**Exercise goal**
Copy the data below verbatim, leaving no line out.

**Excerpted data**
[Start of Attachment]

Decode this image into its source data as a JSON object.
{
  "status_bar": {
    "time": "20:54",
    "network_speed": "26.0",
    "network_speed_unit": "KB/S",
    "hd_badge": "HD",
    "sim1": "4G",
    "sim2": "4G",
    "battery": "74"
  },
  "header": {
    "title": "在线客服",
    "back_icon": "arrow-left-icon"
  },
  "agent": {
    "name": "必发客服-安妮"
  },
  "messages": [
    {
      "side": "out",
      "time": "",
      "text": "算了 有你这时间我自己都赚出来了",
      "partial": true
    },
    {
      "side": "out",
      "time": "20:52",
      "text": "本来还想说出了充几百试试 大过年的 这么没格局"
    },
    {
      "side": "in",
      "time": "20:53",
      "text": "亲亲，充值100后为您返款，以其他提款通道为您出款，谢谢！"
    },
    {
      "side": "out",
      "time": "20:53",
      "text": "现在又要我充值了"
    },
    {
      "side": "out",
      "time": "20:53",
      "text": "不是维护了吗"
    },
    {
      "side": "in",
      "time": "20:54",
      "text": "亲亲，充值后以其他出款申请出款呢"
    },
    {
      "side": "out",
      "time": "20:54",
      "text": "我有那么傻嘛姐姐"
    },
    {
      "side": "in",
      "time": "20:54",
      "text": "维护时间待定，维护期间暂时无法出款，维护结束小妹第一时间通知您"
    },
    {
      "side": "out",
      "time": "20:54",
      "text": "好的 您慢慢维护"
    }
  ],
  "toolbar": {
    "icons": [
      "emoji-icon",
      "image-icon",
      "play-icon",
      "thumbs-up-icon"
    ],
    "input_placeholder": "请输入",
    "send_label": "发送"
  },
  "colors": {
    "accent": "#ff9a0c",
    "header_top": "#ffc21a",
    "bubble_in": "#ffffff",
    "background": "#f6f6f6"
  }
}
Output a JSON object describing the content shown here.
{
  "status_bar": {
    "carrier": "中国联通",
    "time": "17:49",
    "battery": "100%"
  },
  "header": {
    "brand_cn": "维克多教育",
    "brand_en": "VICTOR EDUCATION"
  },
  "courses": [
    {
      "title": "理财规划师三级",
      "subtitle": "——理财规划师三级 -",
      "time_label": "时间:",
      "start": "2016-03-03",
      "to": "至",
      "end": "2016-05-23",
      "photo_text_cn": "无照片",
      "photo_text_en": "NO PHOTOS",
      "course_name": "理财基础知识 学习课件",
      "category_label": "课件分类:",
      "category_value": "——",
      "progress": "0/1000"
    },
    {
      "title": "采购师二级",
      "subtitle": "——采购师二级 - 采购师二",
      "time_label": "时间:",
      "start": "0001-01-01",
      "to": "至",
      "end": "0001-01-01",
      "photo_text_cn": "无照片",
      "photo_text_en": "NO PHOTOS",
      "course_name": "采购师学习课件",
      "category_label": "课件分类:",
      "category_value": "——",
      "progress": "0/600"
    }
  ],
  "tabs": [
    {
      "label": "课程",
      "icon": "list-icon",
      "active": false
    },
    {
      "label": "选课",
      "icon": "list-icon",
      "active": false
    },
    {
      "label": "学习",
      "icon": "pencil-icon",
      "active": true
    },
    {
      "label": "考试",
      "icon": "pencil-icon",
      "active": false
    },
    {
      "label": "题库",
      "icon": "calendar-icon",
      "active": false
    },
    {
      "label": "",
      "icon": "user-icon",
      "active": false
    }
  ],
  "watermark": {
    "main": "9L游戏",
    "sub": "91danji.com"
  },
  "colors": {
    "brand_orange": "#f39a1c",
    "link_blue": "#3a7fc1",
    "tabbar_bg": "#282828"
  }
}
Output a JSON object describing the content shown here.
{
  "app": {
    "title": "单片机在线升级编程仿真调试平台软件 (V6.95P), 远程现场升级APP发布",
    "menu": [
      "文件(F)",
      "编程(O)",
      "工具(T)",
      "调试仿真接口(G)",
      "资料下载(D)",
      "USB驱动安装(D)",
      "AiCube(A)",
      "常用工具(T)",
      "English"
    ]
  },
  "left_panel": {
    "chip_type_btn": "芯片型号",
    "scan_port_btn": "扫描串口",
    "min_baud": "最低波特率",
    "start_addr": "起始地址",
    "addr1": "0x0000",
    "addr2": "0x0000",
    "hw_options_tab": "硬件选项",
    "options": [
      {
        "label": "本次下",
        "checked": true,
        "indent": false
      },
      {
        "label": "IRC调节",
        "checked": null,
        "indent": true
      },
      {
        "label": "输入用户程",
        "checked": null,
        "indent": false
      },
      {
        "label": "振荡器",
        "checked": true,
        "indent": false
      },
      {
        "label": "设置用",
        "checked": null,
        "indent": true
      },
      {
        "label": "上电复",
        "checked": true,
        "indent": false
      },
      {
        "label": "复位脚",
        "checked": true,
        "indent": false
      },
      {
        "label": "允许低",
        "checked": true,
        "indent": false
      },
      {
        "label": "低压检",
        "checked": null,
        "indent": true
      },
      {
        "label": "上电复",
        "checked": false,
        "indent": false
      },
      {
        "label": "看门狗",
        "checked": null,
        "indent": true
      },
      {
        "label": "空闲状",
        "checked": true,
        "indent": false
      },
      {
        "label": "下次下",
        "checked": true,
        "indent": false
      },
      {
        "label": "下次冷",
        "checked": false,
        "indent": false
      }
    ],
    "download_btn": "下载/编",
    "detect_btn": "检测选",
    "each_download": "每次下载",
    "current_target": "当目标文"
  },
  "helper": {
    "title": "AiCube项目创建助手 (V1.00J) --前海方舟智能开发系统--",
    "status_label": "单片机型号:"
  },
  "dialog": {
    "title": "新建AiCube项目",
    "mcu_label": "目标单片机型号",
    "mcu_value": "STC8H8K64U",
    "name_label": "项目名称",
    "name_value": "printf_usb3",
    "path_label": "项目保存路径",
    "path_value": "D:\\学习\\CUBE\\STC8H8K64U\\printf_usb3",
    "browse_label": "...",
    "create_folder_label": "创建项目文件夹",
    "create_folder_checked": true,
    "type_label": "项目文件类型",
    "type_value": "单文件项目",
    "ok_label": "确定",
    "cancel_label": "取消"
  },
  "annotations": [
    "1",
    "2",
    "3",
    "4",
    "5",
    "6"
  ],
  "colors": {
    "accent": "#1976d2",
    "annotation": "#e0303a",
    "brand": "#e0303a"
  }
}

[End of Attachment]

**Answer box**
Decode this image into its source data as a JSON object.
{
  "status_bar": {
    "time": "20:54",
    "network_speed": "26.0",
    "network_speed_unit": "KB/S",
    "hd_badge": "HD",
    "sim1": "4G",
    "sim2": "4G",
    "battery": "74"
  },
  "header": {
    "title": "在线客服",
    "back_icon": "arrow-left-icon"
  },
  "agent": {
    "name": "必发客服-安妮"
  },
  "messages": [
    {
      "side": "out",
      "time": "",
      "text": "算了 有你这时间我自己都赚出来了",
      "partial": true
    },
    {
      "side": "out",
      "time": "20:52",
      "text": "本来还想说出了充几百试试 大过年的 这么没格局"
    },
    {
      "side": "in",
      "time": "20:53",
      "text": "亲亲，充值100后为您返款，以其他提款通道为您出款，谢谢！"
    },
    {
      "side": "out",
      "time": "20:53",
      "text": "现在又要我充值了"
    },
    {
      "side": "out",
      "time": "20:53",
      "text": "不是维护了吗"
    },
    {
      "side": "in",
      "time": "20:54",
      "text": "亲亲，充值后以其他出款申请出款呢"
    },
    {
      "side": "out",
      "time": "20:54",
      "text": "我有那么傻嘛姐姐"
    },
    {
      "side": "in",
      "time": "20:54",
      "text": "维护时间待定，维护期间暂时无法出款，维护结束小妹第一时间通知您"
    },
    {
      "side": "out",
      "time": "20:54",
      "text": "好的 您慢慢维护"
    }
  ],
  "toolbar": {
    "icons": [
      "emoji-icon",
      "image-icon",
      "play-icon",
      "thumbs-up-icon"
    ],
    "input_placeholder": "请输入",
    "send_label": "发送"
  },
  "colors": {
    "accent": "#ff9a0c",
    "header_top": "#ffc21a",
    "bubble_in": "#ffffff",
    "background": "#f6f6f6"
  }
}
Output a JSON object describing the content shown here.
{
  "status_bar": {
    "carrier": "中国联通",
    "time": "17:49",
    "battery": "100%"
  },
  "header": {
    "brand_cn": "维克多教育",
    "brand_en": "VICTOR EDUCATION"
  },
  "courses": [
    {
      "title": "理财规划师三级",
      "subtitle": "——理财规划师三级 -",
      "time_label": "时间:",
      "start": "2016-03-03",
      "to": "至",
      "end": "2016-05-23",
      "photo_text_cn": "无照片",
      "photo_text_en": "NO PHOTOS",
      "course_name": "理财基础知识 学习课件",
      "category_label": "课件分类:",
      "category_value": "——",
      "progress": "0/1000"
    },
    {
      "title": "采购师二级",
      "subtitle": "——采购师二级 - 采购师二",
      "time_label": "时间:",
      "start": "0001-01-01",
      "to": "至",
      "end": "0001-01-01",
      "photo_text_cn": "无照片",
      "photo_text_en": "NO PHOTOS",
      "course_name": "采购师学习课件",
      "category_label": "课件分类:",
      "category_value": "——",
      "progress": "0/600"
    }
  ],
  "tabs": [
    {
      "label": "课程",
      "icon": "list-icon",
      "active": false
    },
    {
      "label": "选课",
      "icon": "list-icon",
      "active": false
    },
    {
      "label": "学习",
      "icon": "pencil-icon",
      "active": true
    },
    {
      "label": "考试",
      "icon": "pencil-icon",
      "active": false
    },
    {
      "label": "题库",
      "icon": "calendar-icon",
      "active": false
    },
    {
      "label": "",
      "icon": "user-icon",
      "active": false
    }
  ],
  "watermark": {
    "main": "9L游戏",
    "sub": "91danji.com"
  },
  "colors": {
    "brand_orange": "#f39a1c",
    "link_blue": "#3a7fc1",
    "tabbar_bg": "#282828"
  }
}
Output a JSON object describing the content shown here.
{
  "app": {
    "title": "单片机在线升级编程仿真调试平台软件 (V6.95P), 远程现场升级APP发布",
    "menu": [
      "文件(F)",
      "编程(O)",
      "工具(T)",
      "调试仿真接口(G)",
      "资料下载(D)",
      "USB驱动安装(D)",
      "AiCube(A)",
      "常用工具(T)",
      "English"
    ]
  },
  "left_panel": {
    "chip_type_btn": "芯片型号",
    "scan_port_btn": "扫描串口",
    "min_baud": "最低波特率",
    "start_addr": "起始地址",
    "addr1": "0x0000",
    "addr2": "0x0000",
    "hw_options_tab": "硬件选项",
    "options": [
      {
        "label": "本次下",
        "checked": true,
        "indent": false
      },
      {
        "label": "IRC调节",
        "checked": null,
        "indent": true
      },
      {
        "label": "输入用户程",
        "checked": null,
        "indent": false
      },
      {
        "label": "振荡器",
        "checked": true,
        "indent": false
      },
      {
        "label": "设置用",
        "checked": null,
        "indent": true
      },
      {
        "label": "上电复",
        "checked": true,
        "indent": false
      },
      {
        "label": "复位脚",
        "checked": true,
        "indent": false
      },
      {
        "label": "允许低",
        "checked": true,
        "indent": false
      },
      {
        "label": "低压检",
        "checked": null,
        "indent": true
      },
      {
        "label": "上电复",
        "checked": false,
        "indent": false
      },
      {
        "label": "看门狗",
        "checked": null,
        "indent": true
      },
      {
        "label": "空闲状",
        "checked": true,
        "indent": false
      },
      {
        "label": "下次下",
        "checked": true,
        "indent": false
      },
      {
        "label": "下次冷",
        "checked": false,
        "indent": false
      }
    ],
    "download_btn": "下载/编",
    "detect_btn": "检测选",
    "each_download": "每次下载",
    "current_target": "当目标文"
  },
  "helper": {
    "title": "AiCube项目创建助手 (V1.00J) --前海方舟智能开发系统--",
    "status_label": "单片机型号:"
  },
  "dialog": {
    "title": "新建AiCube项目",
    "mcu_label": "目标单片机型号",
    "mcu_value": "STC8H8K64U",
    "name_label": "项目名称",
    "name_value": "printf_usb3",
    "path_label": "项目保存路径",
    "path_value": "D:\\学习\\CUBE\\STC8H8K64U\\printf_usb3",
    "browse_label": "...",
    "create_folder_label": "创建项目文件夹",
    "create_folder_checked": true,
    "type_label": "项目文件类型",
    "type_value": "单文件项目",
    "ok_label": "确定",
    "cancel_label": "取消"
  },
  "annotations": [
    "1",
    "2",
    "3",
    "4",
    "5",
    "6"
  ],
  "colors": {
    "accent": "#1976d2",
    "annotation": "#e0303a",
    "brand": "#e0303a"
  }
}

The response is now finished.